(About this task)
Throughout the records below, find each line holding "https" and copy it.

(Provided material)
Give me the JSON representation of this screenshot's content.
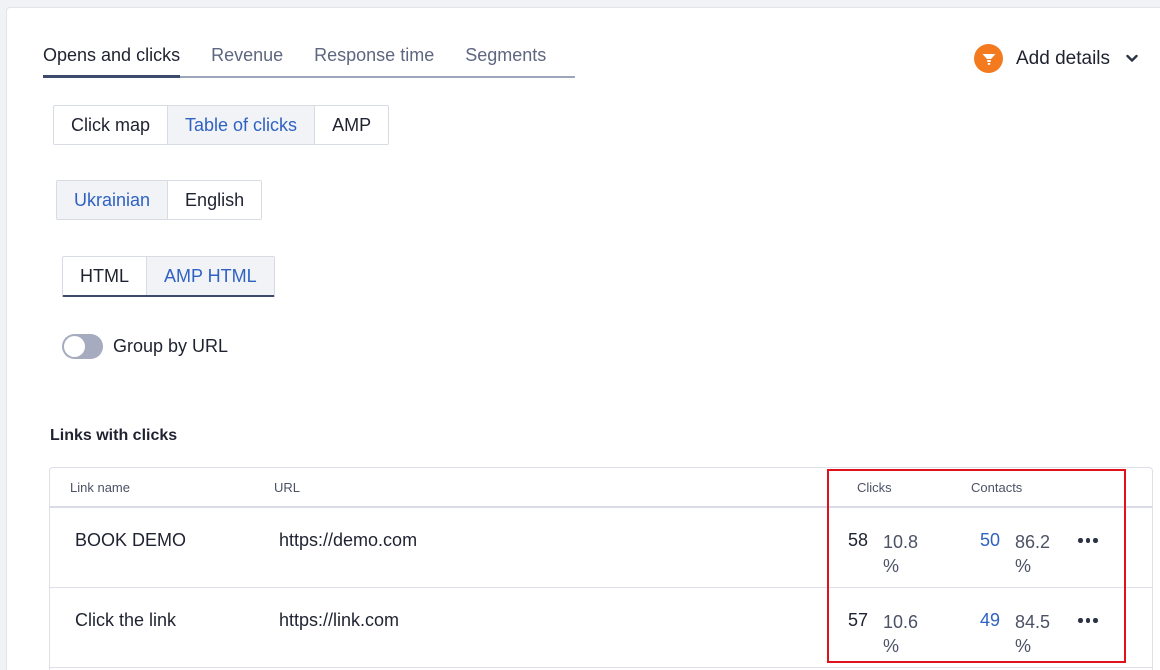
{
  "tabs": [
    {
      "label": "Opens and clicks",
      "active": true
    },
    {
      "label": "Revenue",
      "active": false
    },
    {
      "label": "Response time",
      "active": false
    },
    {
      "label": "Segments",
      "active": false
    }
  ],
  "add_details": {
    "label": "Add details",
    "icon": "funnel-icon",
    "accent_color": "#f47a20"
  },
  "view_switch": {
    "options": [
      "Click map",
      "Table of clicks",
      "AMP"
    ],
    "selected": "Table of clicks"
  },
  "language_switch": {
    "options": [
      "Ukrainian",
      "English"
    ],
    "selected": "Ukrainian"
  },
  "format_switch": {
    "options": [
      "HTML",
      "AMP HTML"
    ],
    "selected": "AMP HTML"
  },
  "group_toggle": {
    "label": "Group by URL",
    "on": false
  },
  "links_section": {
    "title": "Links with clicks",
    "columns": {
      "link_name": "Link name",
      "url": "URL",
      "clicks": "Clicks",
      "contacts": "Contacts"
    },
    "rows": [
      {
        "name": "BOOK DEMO",
        "url": "https://demo.com",
        "clicks": "58",
        "clicks_pct": "10.8 %",
        "contacts": "50",
        "contacts_pct": "86.2 %"
      },
      {
        "name": "Click the link",
        "url": "https://link.com",
        "clicks": "57",
        "clicks_pct": "10.6 %",
        "contacts": "49",
        "contacts_pct": "84.5 %"
      }
    ]
  },
  "colors": {
    "link_blue": "#2f62c2",
    "highlight_red": "#e0101c",
    "tab_underline": "#3e4a6b"
  }
}
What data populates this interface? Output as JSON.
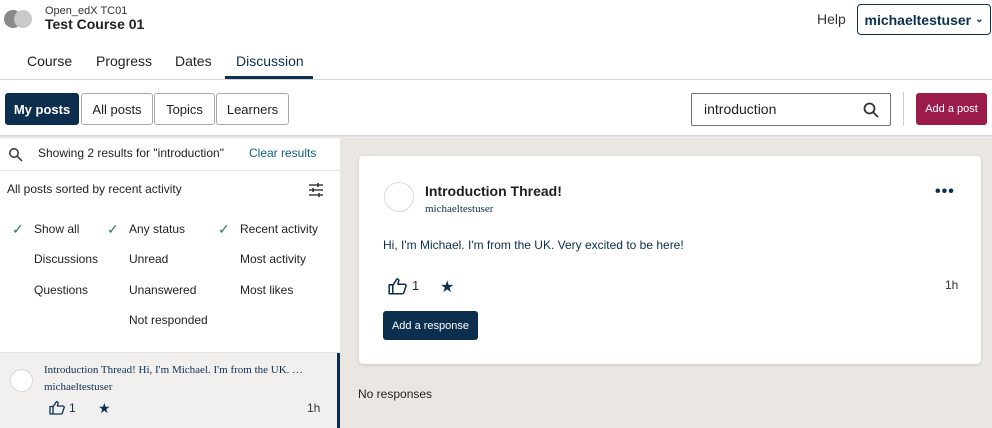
{
  "header": {
    "org": "Open_edX TC01",
    "course_title": "Test Course 01",
    "help": "Help",
    "username": "michaeltestuser",
    "username_chevron": "⌄"
  },
  "course_tabs": [
    {
      "label": "Course"
    },
    {
      "label": "Progress"
    },
    {
      "label": "Dates"
    },
    {
      "label": "Discussion"
    }
  ],
  "toolbar": {
    "pills": [
      {
        "label": "My posts"
      },
      {
        "label": "All posts"
      },
      {
        "label": "Topics"
      },
      {
        "label": "Learners"
      }
    ],
    "search_value": "introduction",
    "add_post": "Add a post"
  },
  "sidebar": {
    "results_text": "Showing 2 results for \"introduction\"",
    "clear_results": "Clear results",
    "sorted_text": "All posts sorted by recent activity",
    "filters": {
      "type": [
        "Show all",
        "Discussions",
        "Questions"
      ],
      "status": [
        "Any status",
        "Unread",
        "Unanswered",
        "Not responded"
      ],
      "sort": [
        "Recent activity",
        "Most activity",
        "Most likes"
      ]
    },
    "post": {
      "title": "Introduction Thread!",
      "preview": " Hi, I'm Michael. I'm from the UK. Very excited to be here!",
      "author": "michaeltestuser",
      "likes": "1",
      "time": "1h"
    }
  },
  "thread": {
    "title": "Introduction Thread!",
    "author": "michaeltestuser",
    "more": "•••",
    "body": "Hi, I'm Michael. I'm from the UK. Very excited to be here!",
    "likes": "1",
    "time": "1h",
    "respond_button": "Add a response",
    "no_responses": "No responses"
  },
  "colors": {
    "primary": "#0d2f4f",
    "accent": "#9b1b4b",
    "link": "#0a5f8a",
    "check": "#2a7a57"
  }
}
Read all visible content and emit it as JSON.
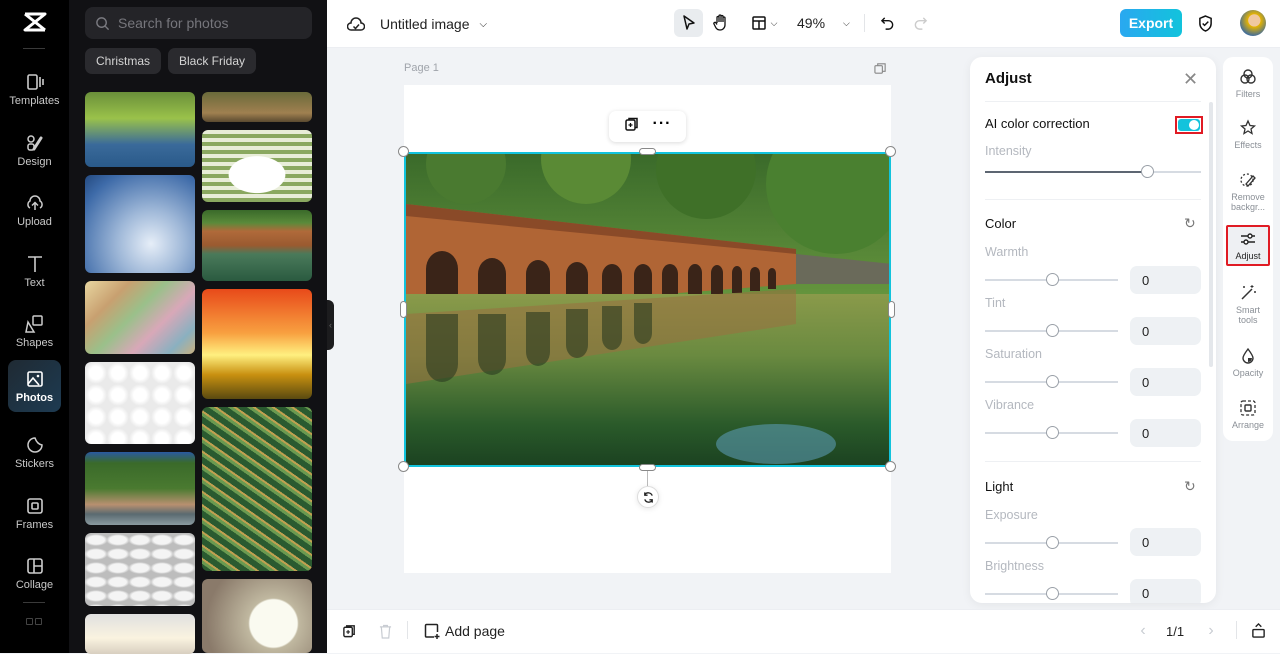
{
  "nav": {
    "items": [
      {
        "label": "Templates",
        "icon": "templates-icon"
      },
      {
        "label": "Design",
        "icon": "design-icon"
      },
      {
        "label": "Upload",
        "icon": "upload-icon"
      },
      {
        "label": "Text",
        "icon": "text-icon"
      },
      {
        "label": "Shapes",
        "icon": "shapes-icon"
      },
      {
        "label": "Photos",
        "icon": "photos-icon",
        "active": true
      },
      {
        "label": "Stickers",
        "icon": "stickers-icon"
      },
      {
        "label": "Frames",
        "icon": "frames-icon"
      },
      {
        "label": "Collage",
        "icon": "collage-icon"
      }
    ]
  },
  "photos_panel": {
    "search_placeholder": "Search for photos",
    "chips": [
      "Christmas",
      "Black Friday"
    ],
    "thumbnails": [
      "pond with reeds",
      "bread slices on plate",
      "winter blue snowflakes",
      "brick arched bridge over water",
      "banknotes",
      "sunset sky over bench",
      "white sphere pattern",
      "green palm leaf",
      "lakeside village",
      "white pills blister",
      "white interior",
      "yogurt jar with spoons"
    ]
  },
  "topbar": {
    "title": "Untitled image",
    "zoom": "49%",
    "export_label": "Export"
  },
  "canvas": {
    "page_label": "Page 1"
  },
  "adjust_panel": {
    "title": "Adjust",
    "ai_color_correction": {
      "label": "AI color correction",
      "enabled": true,
      "intensity_label": "Intensity",
      "intensity": 0.75
    },
    "color": {
      "title": "Color",
      "controls": [
        {
          "label": "Warmth",
          "value": "0"
        },
        {
          "label": "Tint",
          "value": "0"
        },
        {
          "label": "Saturation",
          "value": "0"
        },
        {
          "label": "Vibrance",
          "value": "0"
        }
      ]
    },
    "light": {
      "title": "Light",
      "controls": [
        {
          "label": "Exposure",
          "value": "0"
        },
        {
          "label": "Brightness",
          "value": "0"
        }
      ]
    }
  },
  "right_rail": {
    "items": [
      {
        "label": "Filters"
      },
      {
        "label": "Effects"
      },
      {
        "label": "Remove backgr..."
      },
      {
        "label": "Adjust",
        "active": true
      },
      {
        "label": "Smart tools"
      },
      {
        "label": "Opacity"
      },
      {
        "label": "Arrange"
      }
    ]
  },
  "bottombar": {
    "add_page_label": "Add page",
    "page_counter": "1/1"
  },
  "colors": {
    "accent": "#12c3dc",
    "highlight": "#e01b24"
  }
}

(Worked solution)
        "url": "https://demo.com",
        "url": "https://link.com",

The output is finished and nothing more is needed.